Data records for software interfaces
BEGIN
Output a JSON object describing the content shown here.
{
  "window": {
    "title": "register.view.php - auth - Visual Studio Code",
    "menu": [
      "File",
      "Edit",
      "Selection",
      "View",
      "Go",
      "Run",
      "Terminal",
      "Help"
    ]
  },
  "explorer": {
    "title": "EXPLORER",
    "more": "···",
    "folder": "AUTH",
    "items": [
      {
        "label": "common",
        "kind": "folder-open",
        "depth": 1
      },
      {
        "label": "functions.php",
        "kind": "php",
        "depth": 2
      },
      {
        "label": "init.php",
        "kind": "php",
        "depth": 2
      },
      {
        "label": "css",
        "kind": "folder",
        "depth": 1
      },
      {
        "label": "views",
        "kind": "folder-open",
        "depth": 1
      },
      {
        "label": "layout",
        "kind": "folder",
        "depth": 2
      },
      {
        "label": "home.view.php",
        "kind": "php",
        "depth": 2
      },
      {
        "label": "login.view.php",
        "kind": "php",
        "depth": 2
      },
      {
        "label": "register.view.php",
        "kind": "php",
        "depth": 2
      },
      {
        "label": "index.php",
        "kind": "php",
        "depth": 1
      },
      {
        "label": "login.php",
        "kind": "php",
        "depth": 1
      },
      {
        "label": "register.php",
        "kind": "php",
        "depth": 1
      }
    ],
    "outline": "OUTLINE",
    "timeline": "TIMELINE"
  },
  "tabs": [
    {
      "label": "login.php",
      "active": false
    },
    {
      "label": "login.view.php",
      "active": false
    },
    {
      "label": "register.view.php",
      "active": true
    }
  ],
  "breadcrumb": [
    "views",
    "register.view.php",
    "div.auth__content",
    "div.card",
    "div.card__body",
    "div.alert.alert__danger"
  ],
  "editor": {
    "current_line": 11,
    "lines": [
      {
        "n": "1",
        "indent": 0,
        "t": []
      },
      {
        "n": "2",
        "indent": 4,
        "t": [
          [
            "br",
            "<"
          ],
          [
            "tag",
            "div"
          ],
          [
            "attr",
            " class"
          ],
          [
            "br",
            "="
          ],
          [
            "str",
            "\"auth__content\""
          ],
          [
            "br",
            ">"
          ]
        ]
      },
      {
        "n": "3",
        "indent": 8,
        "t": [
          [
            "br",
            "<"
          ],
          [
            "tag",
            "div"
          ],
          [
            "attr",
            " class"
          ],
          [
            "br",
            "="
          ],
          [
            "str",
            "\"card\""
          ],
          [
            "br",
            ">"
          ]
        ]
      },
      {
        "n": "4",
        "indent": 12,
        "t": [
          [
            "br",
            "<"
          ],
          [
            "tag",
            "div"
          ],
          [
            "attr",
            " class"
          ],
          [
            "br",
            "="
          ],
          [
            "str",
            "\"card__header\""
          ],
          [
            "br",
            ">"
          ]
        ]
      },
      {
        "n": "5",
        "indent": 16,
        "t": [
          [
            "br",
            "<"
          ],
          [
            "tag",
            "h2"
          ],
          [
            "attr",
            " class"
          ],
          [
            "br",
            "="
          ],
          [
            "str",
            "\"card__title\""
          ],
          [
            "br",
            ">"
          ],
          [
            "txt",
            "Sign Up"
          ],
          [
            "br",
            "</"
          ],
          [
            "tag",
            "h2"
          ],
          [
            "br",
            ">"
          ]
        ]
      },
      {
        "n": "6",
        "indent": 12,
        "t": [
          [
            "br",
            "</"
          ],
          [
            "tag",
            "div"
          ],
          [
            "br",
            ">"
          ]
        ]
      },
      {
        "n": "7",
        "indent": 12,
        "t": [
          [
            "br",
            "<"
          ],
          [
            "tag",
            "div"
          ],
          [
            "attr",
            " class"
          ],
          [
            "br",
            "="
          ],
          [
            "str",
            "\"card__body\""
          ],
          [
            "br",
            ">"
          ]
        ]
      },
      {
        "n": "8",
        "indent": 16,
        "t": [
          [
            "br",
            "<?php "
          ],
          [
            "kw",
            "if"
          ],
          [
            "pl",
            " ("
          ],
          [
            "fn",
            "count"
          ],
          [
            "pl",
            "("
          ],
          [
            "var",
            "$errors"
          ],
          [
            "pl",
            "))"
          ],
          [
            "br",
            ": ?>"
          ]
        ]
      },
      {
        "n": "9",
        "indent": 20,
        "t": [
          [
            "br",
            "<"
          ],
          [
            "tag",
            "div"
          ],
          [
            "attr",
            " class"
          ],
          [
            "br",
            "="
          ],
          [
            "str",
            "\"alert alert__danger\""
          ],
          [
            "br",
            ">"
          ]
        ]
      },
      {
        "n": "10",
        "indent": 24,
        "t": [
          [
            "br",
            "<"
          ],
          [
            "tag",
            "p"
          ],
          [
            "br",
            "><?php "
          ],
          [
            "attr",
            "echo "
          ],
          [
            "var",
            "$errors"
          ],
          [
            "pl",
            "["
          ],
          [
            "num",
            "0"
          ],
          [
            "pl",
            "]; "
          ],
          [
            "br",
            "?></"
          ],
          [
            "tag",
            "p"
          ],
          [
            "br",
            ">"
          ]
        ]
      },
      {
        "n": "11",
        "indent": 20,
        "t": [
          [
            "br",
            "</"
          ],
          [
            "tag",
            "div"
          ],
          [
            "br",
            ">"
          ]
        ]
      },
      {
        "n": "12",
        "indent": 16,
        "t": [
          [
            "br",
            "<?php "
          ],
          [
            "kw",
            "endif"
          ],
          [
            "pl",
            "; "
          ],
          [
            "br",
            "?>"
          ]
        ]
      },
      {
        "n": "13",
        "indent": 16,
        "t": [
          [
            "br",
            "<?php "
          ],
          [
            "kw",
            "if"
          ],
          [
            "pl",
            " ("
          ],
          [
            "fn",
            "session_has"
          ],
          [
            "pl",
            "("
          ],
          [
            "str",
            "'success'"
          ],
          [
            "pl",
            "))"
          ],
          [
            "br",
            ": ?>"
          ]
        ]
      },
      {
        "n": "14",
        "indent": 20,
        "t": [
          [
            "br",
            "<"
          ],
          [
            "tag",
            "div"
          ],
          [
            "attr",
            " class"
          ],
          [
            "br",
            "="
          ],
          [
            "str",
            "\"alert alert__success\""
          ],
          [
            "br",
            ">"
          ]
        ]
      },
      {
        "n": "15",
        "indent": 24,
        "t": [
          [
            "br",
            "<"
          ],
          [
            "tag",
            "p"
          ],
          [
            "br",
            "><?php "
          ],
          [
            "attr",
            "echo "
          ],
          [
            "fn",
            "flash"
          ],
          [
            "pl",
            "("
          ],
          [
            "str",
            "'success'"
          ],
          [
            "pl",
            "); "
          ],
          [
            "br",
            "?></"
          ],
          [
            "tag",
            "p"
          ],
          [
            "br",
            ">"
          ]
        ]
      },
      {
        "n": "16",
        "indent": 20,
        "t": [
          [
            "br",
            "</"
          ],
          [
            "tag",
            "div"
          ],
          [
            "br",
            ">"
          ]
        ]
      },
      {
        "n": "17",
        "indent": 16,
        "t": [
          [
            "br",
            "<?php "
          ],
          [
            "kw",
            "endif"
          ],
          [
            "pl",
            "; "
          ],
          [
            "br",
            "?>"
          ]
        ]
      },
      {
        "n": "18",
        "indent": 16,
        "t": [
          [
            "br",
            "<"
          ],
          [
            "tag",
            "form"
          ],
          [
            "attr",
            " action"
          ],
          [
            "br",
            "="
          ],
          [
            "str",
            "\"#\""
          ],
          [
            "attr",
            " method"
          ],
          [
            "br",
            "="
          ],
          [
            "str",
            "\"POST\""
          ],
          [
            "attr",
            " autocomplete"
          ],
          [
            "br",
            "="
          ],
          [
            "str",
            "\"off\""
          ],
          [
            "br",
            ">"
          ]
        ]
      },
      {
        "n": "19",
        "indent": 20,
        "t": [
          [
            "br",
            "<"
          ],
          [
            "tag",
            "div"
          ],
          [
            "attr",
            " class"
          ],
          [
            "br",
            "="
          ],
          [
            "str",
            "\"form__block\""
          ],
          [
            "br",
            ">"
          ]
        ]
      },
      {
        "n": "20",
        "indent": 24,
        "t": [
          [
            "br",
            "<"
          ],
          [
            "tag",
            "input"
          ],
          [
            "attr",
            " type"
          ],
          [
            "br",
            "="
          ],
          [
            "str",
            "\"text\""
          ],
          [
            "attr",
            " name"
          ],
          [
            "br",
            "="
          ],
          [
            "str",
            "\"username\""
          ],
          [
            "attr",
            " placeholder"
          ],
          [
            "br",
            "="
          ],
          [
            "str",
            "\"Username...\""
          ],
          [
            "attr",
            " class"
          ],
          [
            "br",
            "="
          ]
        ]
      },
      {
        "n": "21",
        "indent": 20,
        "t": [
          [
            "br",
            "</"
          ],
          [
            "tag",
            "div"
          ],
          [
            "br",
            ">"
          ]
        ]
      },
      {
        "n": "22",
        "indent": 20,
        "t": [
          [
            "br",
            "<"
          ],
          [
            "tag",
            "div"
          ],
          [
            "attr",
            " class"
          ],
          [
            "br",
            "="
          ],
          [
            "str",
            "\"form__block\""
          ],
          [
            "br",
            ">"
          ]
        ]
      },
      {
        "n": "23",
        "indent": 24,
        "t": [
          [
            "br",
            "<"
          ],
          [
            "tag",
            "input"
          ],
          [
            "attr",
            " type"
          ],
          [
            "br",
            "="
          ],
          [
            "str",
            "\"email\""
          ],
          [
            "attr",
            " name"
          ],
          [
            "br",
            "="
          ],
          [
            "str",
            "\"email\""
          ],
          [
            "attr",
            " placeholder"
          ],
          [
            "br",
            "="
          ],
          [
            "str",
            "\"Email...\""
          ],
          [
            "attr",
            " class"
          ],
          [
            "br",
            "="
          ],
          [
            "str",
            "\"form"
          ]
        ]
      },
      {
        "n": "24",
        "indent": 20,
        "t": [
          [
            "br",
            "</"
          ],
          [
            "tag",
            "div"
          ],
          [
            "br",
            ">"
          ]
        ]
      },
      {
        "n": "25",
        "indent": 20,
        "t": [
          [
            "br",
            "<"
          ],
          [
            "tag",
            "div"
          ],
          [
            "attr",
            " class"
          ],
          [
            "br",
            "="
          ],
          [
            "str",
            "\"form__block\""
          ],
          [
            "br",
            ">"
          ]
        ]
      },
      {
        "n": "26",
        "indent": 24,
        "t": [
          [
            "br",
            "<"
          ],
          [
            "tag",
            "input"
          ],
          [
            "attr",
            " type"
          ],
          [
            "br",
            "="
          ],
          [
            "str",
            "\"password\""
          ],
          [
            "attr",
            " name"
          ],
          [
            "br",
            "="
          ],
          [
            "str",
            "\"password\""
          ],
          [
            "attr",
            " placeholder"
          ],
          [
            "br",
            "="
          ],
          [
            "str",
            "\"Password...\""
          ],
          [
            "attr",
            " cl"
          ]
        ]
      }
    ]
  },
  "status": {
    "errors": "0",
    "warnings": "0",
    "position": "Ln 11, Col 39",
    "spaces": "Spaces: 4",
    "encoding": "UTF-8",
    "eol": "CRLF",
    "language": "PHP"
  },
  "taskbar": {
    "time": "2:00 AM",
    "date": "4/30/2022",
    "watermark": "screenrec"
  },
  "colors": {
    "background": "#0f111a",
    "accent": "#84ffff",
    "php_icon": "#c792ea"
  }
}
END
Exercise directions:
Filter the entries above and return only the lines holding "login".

Finished task:
        "label": "login.view.php",
        "label": "login.php",
      "label": "login.php",
      "label": "login.view.php",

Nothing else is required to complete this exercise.